May 18 marks Worldwide Day of Botanical Art, so what better way to celebrate than to feature the lifetime achievement of our very own resident artist, Rosemary Wise?
With a sensational career spanning five decades, Rosemary joined the Department as a botanic artist after having read Fine Arts at Reading University: “It was a very academic course and we spent three days a week drawing the human body. I didn’t find it terribly interesting so I asked if I could draw plants instead, and as Botany was right next door to Fine Arts they said I could go draw in the greenhouse... I loved it!”
Her first role within the Department – back then, the Forestry Department – was working with Frank White to illustrate the vegetation of Africa. The majority of Rosemary’s work involves line drawings using dried herbarium material. “You can’t give your work any sort of perspective,” said Rosemary.
Unless you know the species very well, you will have no idea of the angle in which the leaves are held. Sometimes, if there are many flowers on a sheet, it is possible to remove one to rehydrate and dissect, which is a skill of its own. These need to be packeted and attached to the sheet after drawing.
However, before too long, Rosemary was fortunate to join many expeditions to record plants on some incredible trips overseas. “On some of my first trips I am ashamed to say that I didn’t immediately recognise some plants, being more used to seeing them brown, flat and sewn onto card.”
Two trips to Peru to record tree species; supervising artists in Bolivia; plant recognition exercises in the Caribbean; jaunts north to Lapland; studies in the Algarve and southern Spain; expeditions to Ethiopia and Kenya; out to West Papua to record typical species from sea level to altitudes of 4,000 meters; two research Fellowships to Papua New Guinea; and teaching positions in Australia are but some of the fascinating adventures that have spanned Rosemary’s time with the Department.

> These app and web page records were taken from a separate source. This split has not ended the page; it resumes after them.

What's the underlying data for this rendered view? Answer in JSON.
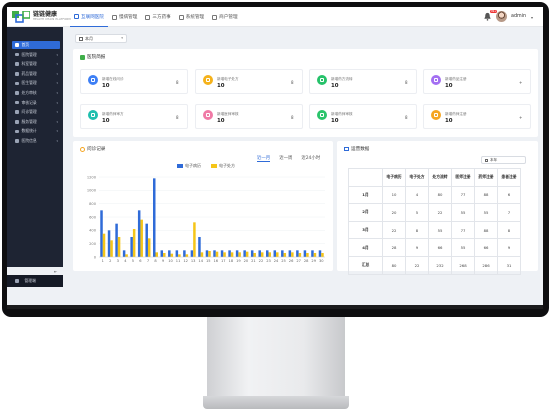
{
  "app": {
    "brand": "链链健康",
    "brand_sub": "HEALTH CHAIN PLATFORM"
  },
  "nav": [
    {
      "label": "互联网医院",
      "icon": "hospital-icon",
      "active": true
    },
    {
      "label": "慢病管理",
      "icon": "heart-icon",
      "active": false
    },
    {
      "label": "三方药事",
      "icon": "pill-icon",
      "active": false
    },
    {
      "label": "系统管理",
      "icon": "gear-icon",
      "active": false
    },
    {
      "label": "商户管理",
      "icon": "shop-icon",
      "active": false
    }
  ],
  "header": {
    "user": "admin",
    "badge": "99+"
  },
  "sidebar": {
    "items": [
      {
        "label": "首页",
        "active": true
      },
      {
        "label": "医院管理"
      },
      {
        "label": "科室管理"
      },
      {
        "label": "药品管理"
      },
      {
        "label": "医生管理"
      },
      {
        "label": "处方审核"
      },
      {
        "label": "审核记录"
      },
      {
        "label": "问诊管理"
      },
      {
        "label": "服务管理"
      },
      {
        "label": "数据统计"
      },
      {
        "label": "医院信息"
      }
    ],
    "bottom": "管理端"
  },
  "filter": {
    "value": "本月"
  },
  "overview": {
    "title": "医院简报",
    "cards": [
      {
        "label": "新增在线问诊",
        "value": "10",
        "num": "8",
        "color": "#3d7ff5"
      },
      {
        "label": "新增电子处方",
        "value": "10",
        "num": "8",
        "color": "#f5b21b"
      },
      {
        "label": "新增药方流转",
        "value": "10",
        "num": "8",
        "color": "#26c26a"
      },
      {
        "label": "新增药品注册",
        "value": "10",
        "num": "+",
        "color": "#a36ff2"
      },
      {
        "label": "新增药师审方",
        "value": "10",
        "num": "8",
        "color": "#1fbfae"
      },
      {
        "label": "新增医师审核",
        "value": "10",
        "num": "8",
        "color": "#f07aa6"
      },
      {
        "label": "新增药师审核",
        "value": "10",
        "num": "8",
        "color": "#2bc46b"
      },
      {
        "label": "新增药师注册",
        "value": "10",
        "num": "+",
        "color": "#f5a623"
      }
    ]
  },
  "records": {
    "title": "问诊记录",
    "tabs": [
      "近一月",
      "近一周",
      "近24小时"
    ],
    "active_tab": 0
  },
  "chart_data": {
    "type": "bar",
    "x": [
      "1",
      "2",
      "3",
      "4",
      "5",
      "6",
      "7",
      "8",
      "9",
      "10",
      "11",
      "12",
      "13",
      "14",
      "15",
      "16",
      "17",
      "18",
      "19",
      "20",
      "21",
      "22",
      "23",
      "24",
      "25",
      "26",
      "27",
      "28",
      "29",
      "30"
    ],
    "series": [
      {
        "name": "电子病历",
        "color": "#2f6bd8",
        "values": [
          700,
          400,
          500,
          100,
          300,
          700,
          500,
          1180,
          100,
          100,
          100,
          100,
          100,
          300,
          100,
          100,
          100,
          100,
          100,
          100,
          100,
          100,
          100,
          100,
          100,
          100,
          100,
          100,
          100,
          100
        ]
      },
      {
        "name": "电子处方",
        "color": "#f5c518",
        "values": [
          350,
          250,
          300,
          40,
          420,
          560,
          280,
          70,
          60,
          50,
          40,
          40,
          520,
          70,
          90,
          80,
          70,
          70,
          70,
          80,
          60,
          70,
          70,
          70,
          60,
          70,
          60,
          60,
          60,
          60
        ]
      }
    ],
    "ylim": [
      0,
      1200
    ],
    "yticks": [
      "0",
      "200",
      "400",
      "600",
      "800",
      "1000",
      "1200"
    ]
  },
  "stats": {
    "title": "运营数据",
    "date": "本年",
    "columns": [
      "",
      "电子病历",
      "电子处方",
      "处方流转",
      "医师注册",
      "药师注册",
      "患者注册"
    ],
    "rows": [
      [
        "1月",
        "10",
        "4",
        "80",
        "77",
        "88",
        "6"
      ],
      [
        "2月",
        "20",
        "5",
        "22",
        "55",
        "55",
        "7"
      ],
      [
        "3月",
        "22",
        "8",
        "55",
        "77",
        "88",
        "8"
      ],
      [
        "4月",
        "28",
        "9",
        "66",
        "55",
        "66",
        "9"
      ],
      [
        "汇总",
        "80",
        "22",
        "232",
        "268",
        "286",
        "31"
      ]
    ]
  }
}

One day out of the blue, Rosemary was sitting at morning coffee and was approached by Barry Juniper, who asked her outright whether or not she could swim. She recalls fondly: “Barry wanted me to do a sub-aqua course which I did with the students and then the following year accompanied some on an expedition to the Seychelles.” This trip was the tip of the iceberg, as Rosemary returned no fewer than 15 times on a project to find and paint all 80 endemic species. Her book, ‘A Fragile Eden’, was published by Princeton University Press. “That book is probably one of my biggest achievements,” notes Rosemary.
Other wonderful career highlights include illustrating Terry Pennington’s DPhil thesis during her early career and then having the pleasure of undertaking the same task for his son Toby a mere 27 years later.
Most of Rosemary’s work involves line drawings, carefully drawn in pencil before inking in using three different nib sizes. It is apparent that Rosemary is completely in love with her art, that she calls her ‘labour of love’.
In later years, Rosemary has run Oxford Botanic Garden and Harcourt Arboretum Florilegium Project, where 14 artists volunteer their time and skills painting plants from both venues for university archives. In 2015, Rosemary was awarded the prestigious Sibthrop Medal from the Department for her lifetime services to botany.
Rather bashfully, she admits to illustrating over 14.000 species so far, quite possibly more than any other botanical artist. “It’s been a great career and I couldn’t have hoped for anything better than this. After 53 years, I don’t have any plans to retire if I can help it!”
The Oxford Botanic Garden and Harcourt Arboretum Florilegium Project team will be live drawing at the Oxford University Botanic Garden on May 18th, and will be delighted to answer questions from members of the public. Rosemary will also give a special lecture to the Department of Plant Sciences at 13:00 on Tuesday 22 May.